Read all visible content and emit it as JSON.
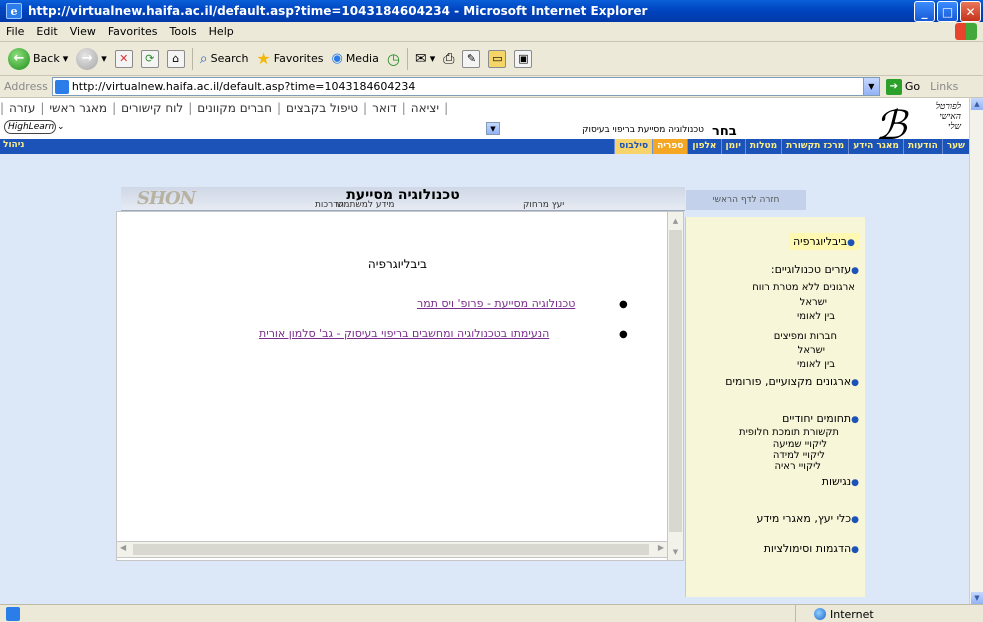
{
  "window": {
    "title": "http://virtualnew.haifa.ac.il/default.asp?time=1043184604234 - Microsoft Internet Explorer"
  },
  "menu": [
    "File",
    "Edit",
    "View",
    "Favorites",
    "Tools",
    "Help"
  ],
  "toolbar": {
    "back": "Back",
    "search": "Search",
    "favorites": "Favorites",
    "media": "Media"
  },
  "address": {
    "label": "Address",
    "url": "http://virtualnew.haifa.ac.il/default.asp?time=1043184604234",
    "go": "Go",
    "links": "Links"
  },
  "topnav": {
    "items": [
      "יציאה",
      "דואר",
      "טיפול בקבצים",
      "חברים מקוונים",
      "לוח קישורים",
      "מאגר ראשי",
      "עזרה"
    ],
    "portal_lines": [
      "לפורטל",
      "האישי",
      "שלי"
    ]
  },
  "course_select": {
    "highlearn": "HighLearn",
    "selected": "טכנולוגיה מסייעת בריפוי בעיסוק",
    "choose_label": "בחר"
  },
  "bluenav": {
    "admin": "ניהול",
    "items": [
      "שער",
      "הודעות",
      "מאגר הידע",
      "מרכז תקשורת",
      "מטלות",
      "יומן",
      "אלפון",
      "ספריה",
      "סילבוס"
    ],
    "active_index": 7,
    "active2_index": 8
  },
  "course": {
    "title": "טכנולוגיה מסייעת",
    "logo": "SHON",
    "tabs": [
      "יעץ מרחוק",
      "מידע למשתמש",
      "הדרכות"
    ],
    "back_home": "חזרה לדף הראשי"
  },
  "content": {
    "heading": "ביבליוגרפיה",
    "links": [
      "טכנולוגיה מסייעת - פרופ' ויס תמר",
      "הנעימתו בטכנולוגיה ומחשבים בריפוי בעיסוק - גב' סלמון אורית"
    ]
  },
  "sidebar": {
    "bibliography": "ביבליוגרפיה",
    "tech_aids": "עזרים טכנולוגיים:",
    "nonprofit": "ארגונים ללא מטרת רווח",
    "israel1": "ישראל",
    "intl1": "בין לאומי",
    "companies": "חברות ומפיצים",
    "israel2": "ישראל",
    "intl2": "בין לאומי",
    "professional": "ארגונים מקצועיים, פורומים",
    "special": "תחומים יחודיים",
    "aac": "תקשורת תומכת חלופית",
    "hearing": "ליקויי שמיעה",
    "learning": "ליקויי למידה",
    "vision": "ליקויי ראיה",
    "accessibility": "נגישות",
    "consult": "כלי יעץ, מאגרי מידע",
    "demos": "הדגמות וסימולציות"
  },
  "status": {
    "zone": "Internet"
  }
}
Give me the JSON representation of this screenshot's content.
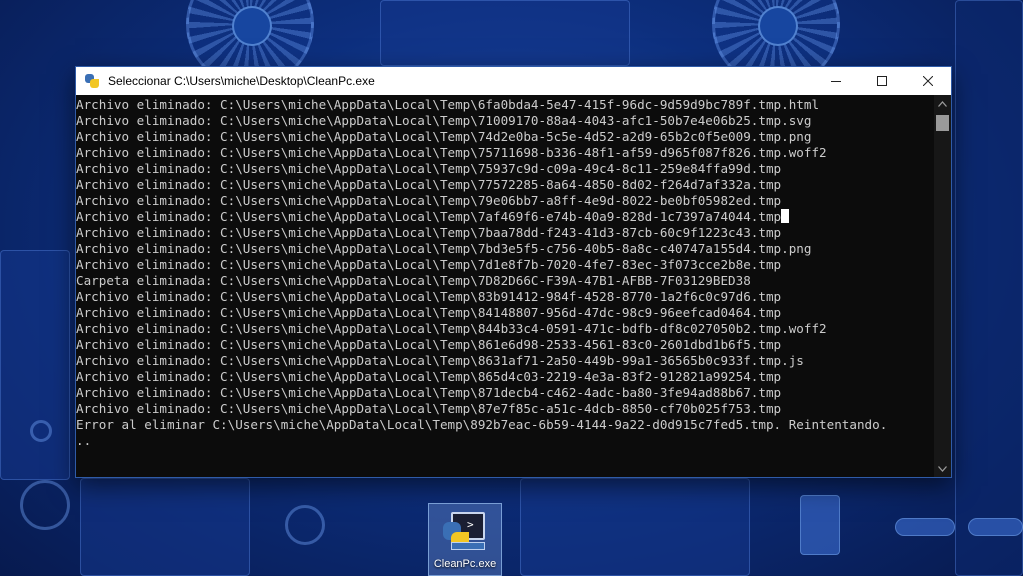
{
  "window": {
    "title": "Seleccionar C:\\Users\\miche\\Desktop\\CleanPc.exe",
    "controls": {
      "minimize": "minimize",
      "maximize": "maximize",
      "close": "close"
    }
  },
  "console": {
    "lines": [
      "Archivo eliminado: C:\\Users\\miche\\AppData\\Local\\Temp\\6fa0bda4-5e47-415f-96dc-9d59d9bc789f.tmp.html",
      "Archivo eliminado: C:\\Users\\miche\\AppData\\Local\\Temp\\71009170-88a4-4043-afc1-50b7e4e06b25.tmp.svg",
      "Archivo eliminado: C:\\Users\\miche\\AppData\\Local\\Temp\\74d2e0ba-5c5e-4d52-a2d9-65b2c0f5e009.tmp.png",
      "Archivo eliminado: C:\\Users\\miche\\AppData\\Local\\Temp\\75711698-b336-48f1-af59-d965f087f826.tmp.woff2",
      "Archivo eliminado: C:\\Users\\miche\\AppData\\Local\\Temp\\75937c9d-c09a-49c4-8c11-259e84ffa99d.tmp",
      "Archivo eliminado: C:\\Users\\miche\\AppData\\Local\\Temp\\77572285-8a64-4850-8d02-f264d7af332a.tmp",
      "Archivo eliminado: C:\\Users\\miche\\AppData\\Local\\Temp\\79e06bb7-a8ff-4e9d-8022-be0bf05982ed.tmp",
      "Archivo eliminado: C:\\Users\\miche\\AppData\\Local\\Temp\\7af469f6-e74b-40a9-828d-1c7397a74044.tmp",
      "Archivo eliminado: C:\\Users\\miche\\AppData\\Local\\Temp\\7baa78dd-f243-41d3-87cb-60c9f1223c43.tmp",
      "Archivo eliminado: C:\\Users\\miche\\AppData\\Local\\Temp\\7bd3e5f5-c756-40b5-8a8c-c40747a155d4.tmp.png",
      "Archivo eliminado: C:\\Users\\miche\\AppData\\Local\\Temp\\7d1e8f7b-7020-4fe7-83ec-3f073cce2b8e.tmp",
      "Carpeta eliminada: C:\\Users\\miche\\AppData\\Local\\Temp\\7D82D66C-F39A-47B1-AFBB-7F03129BED38",
      "Archivo eliminado: C:\\Users\\miche\\AppData\\Local\\Temp\\83b91412-984f-4528-8770-1a2f6c0c97d6.tmp",
      "Archivo eliminado: C:\\Users\\miche\\AppData\\Local\\Temp\\84148807-956d-47dc-98c9-96eefcad0464.tmp",
      "Archivo eliminado: C:\\Users\\miche\\AppData\\Local\\Temp\\844b33c4-0591-471c-bdfb-df8c027050b2.tmp.woff2",
      "Archivo eliminado: C:\\Users\\miche\\AppData\\Local\\Temp\\861e6d98-2533-4561-83c0-2601dbd1b6f5.tmp",
      "Archivo eliminado: C:\\Users\\miche\\AppData\\Local\\Temp\\8631af71-2a50-449b-99a1-36565b0c933f.tmp.js",
      "Archivo eliminado: C:\\Users\\miche\\AppData\\Local\\Temp\\865d4c03-2219-4e3a-83f2-912821a99254.tmp",
      "Archivo eliminado: C:\\Users\\miche\\AppData\\Local\\Temp\\871decb4-c462-4adc-ba80-3fe94ad88b67.tmp",
      "Archivo eliminado: C:\\Users\\miche\\AppData\\Local\\Temp\\87e7f85c-a51c-4dcb-8850-cf70b025f753.tmp",
      "Error al eliminar C:\\Users\\miche\\AppData\\Local\\Temp\\892b7eac-6b59-4144-9a22-d0d915c7fed5.tmp. Reintentando.",
      ".."
    ],
    "cursor_line": 7
  },
  "desktop": {
    "icon_label": "CleanPc.exe"
  },
  "colors": {
    "console_bg": "#0c0c0c",
    "console_fg": "#cccccc",
    "wallpaper": "#0d2f7e"
  }
}
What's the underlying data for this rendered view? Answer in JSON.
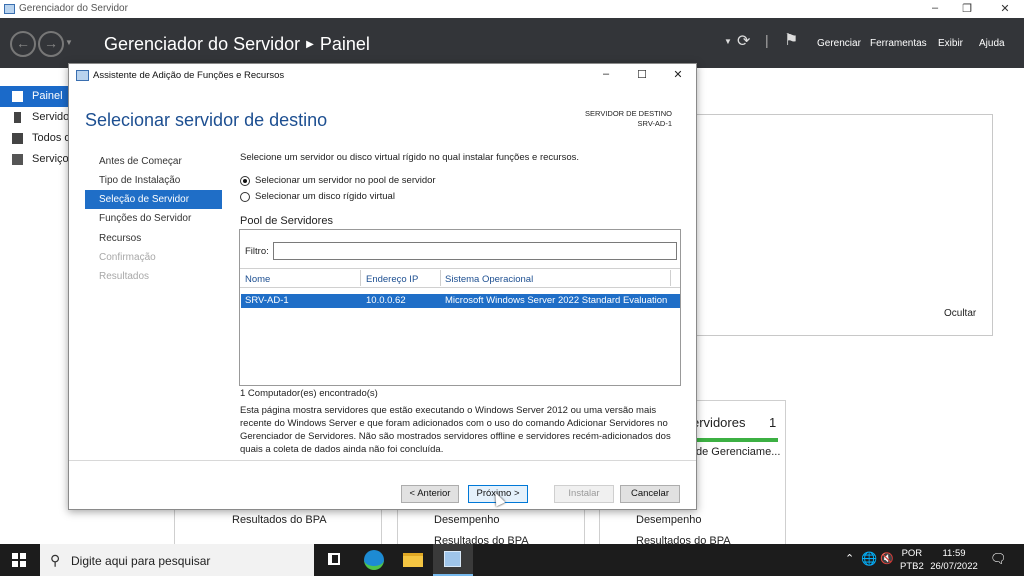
{
  "window": {
    "title": "Gerenciador do Servidor"
  },
  "header": {
    "app_name": "Gerenciador do Servidor",
    "section": "Painel",
    "menu": [
      "Gerenciar",
      "Ferramentas",
      "Exibir",
      "Ajuda"
    ]
  },
  "sidebar": {
    "items": [
      {
        "label": "Painel",
        "icon": "dashboard-icon",
        "active": true
      },
      {
        "label": "Servidor Local",
        "icon": "server-icon"
      },
      {
        "label": "Todos os Servidores",
        "icon": "servers-icon"
      },
      {
        "label": "Serviços de Arquivo e Armazenamento",
        "icon": "storage-icon"
      }
    ]
  },
  "background": {
    "hide_label": "Ocultar",
    "tile_title": "ervidores",
    "tile_count": "1",
    "tile_sub": "de Gerenciame...",
    "bpa_labels": [
      "Resultados do BPA",
      "Desempenho",
      "Resultados do BPA",
      "Desempenho",
      "Resultados do BPA"
    ]
  },
  "dialog": {
    "title": "Assistente de Adição de Funções e Recursos",
    "heading": "Selecionar servidor de destino",
    "dest_label": "SERVIDOR DE DESTINO",
    "dest_server": "SRV-AD-1",
    "steps": [
      {
        "label": "Antes de Começar",
        "state": "normal"
      },
      {
        "label": "Tipo de Instalação",
        "state": "normal"
      },
      {
        "label": "Seleção de Servidor",
        "state": "active"
      },
      {
        "label": "Funções do Servidor",
        "state": "normal"
      },
      {
        "label": "Recursos",
        "state": "normal"
      },
      {
        "label": "Confirmação",
        "state": "disabled"
      },
      {
        "label": "Resultados",
        "state": "disabled"
      }
    ],
    "instruction": "Selecione um servidor ou disco virtual rígido no qual instalar funções e recursos.",
    "options": [
      {
        "label": "Selecionar um servidor no pool de servidor",
        "checked": true
      },
      {
        "label": "Selecionar um disco rígido virtual",
        "checked": false
      }
    ],
    "pool": {
      "title": "Pool de Servidores",
      "filter_label": "Filtro:",
      "filter_value": "",
      "columns": [
        "Nome",
        "Endereço IP",
        "Sistema Operacional"
      ],
      "rows": [
        {
          "name": "SRV-AD-1",
          "ip": "10.0.0.62",
          "os": "Microsoft Windows Server 2022 Standard Evaluation",
          "selected": true
        }
      ]
    },
    "found": "1 Computador(es) encontrado(s)",
    "description": "Esta página mostra servidores que estão executando o Windows Server 2012 ou uma versão mais recente do Windows Server e que foram adicionados com o uso do comando Adicionar Servidores no Gerenciador de Servidores. Não são mostrados servidores offline e servidores recém-adicionados dos quais a coleta de dados ainda não foi concluída.",
    "buttons": {
      "previous": "< Anterior",
      "next": "Próximo >",
      "install": "Instalar",
      "cancel": "Cancelar"
    }
  },
  "taskbar": {
    "search_placeholder": "Digite aqui para pesquisar",
    "lang_top": "POR",
    "lang_bottom": "PTB2",
    "time": "11:59",
    "date": "26/07/2022"
  }
}
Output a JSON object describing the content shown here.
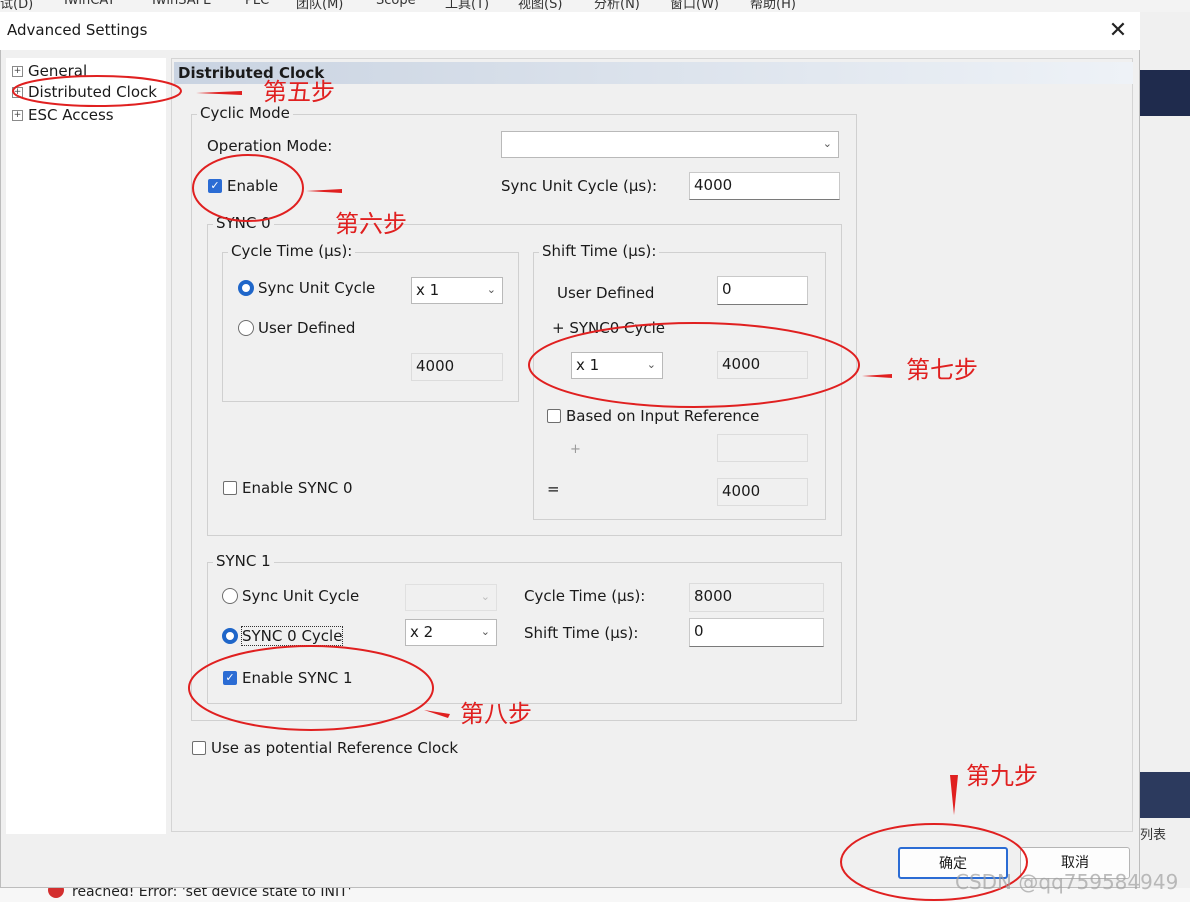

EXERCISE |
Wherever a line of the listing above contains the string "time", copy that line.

RESULT |
    "title": "http://virtualnew.haifa.ac.il/default.asp?time=1043184604234 - Microsoft Internet Explorer"
    "url": "http://virtualnew.haifa.ac.il/default.asp?time=1043184604234",
    "time": "11:59",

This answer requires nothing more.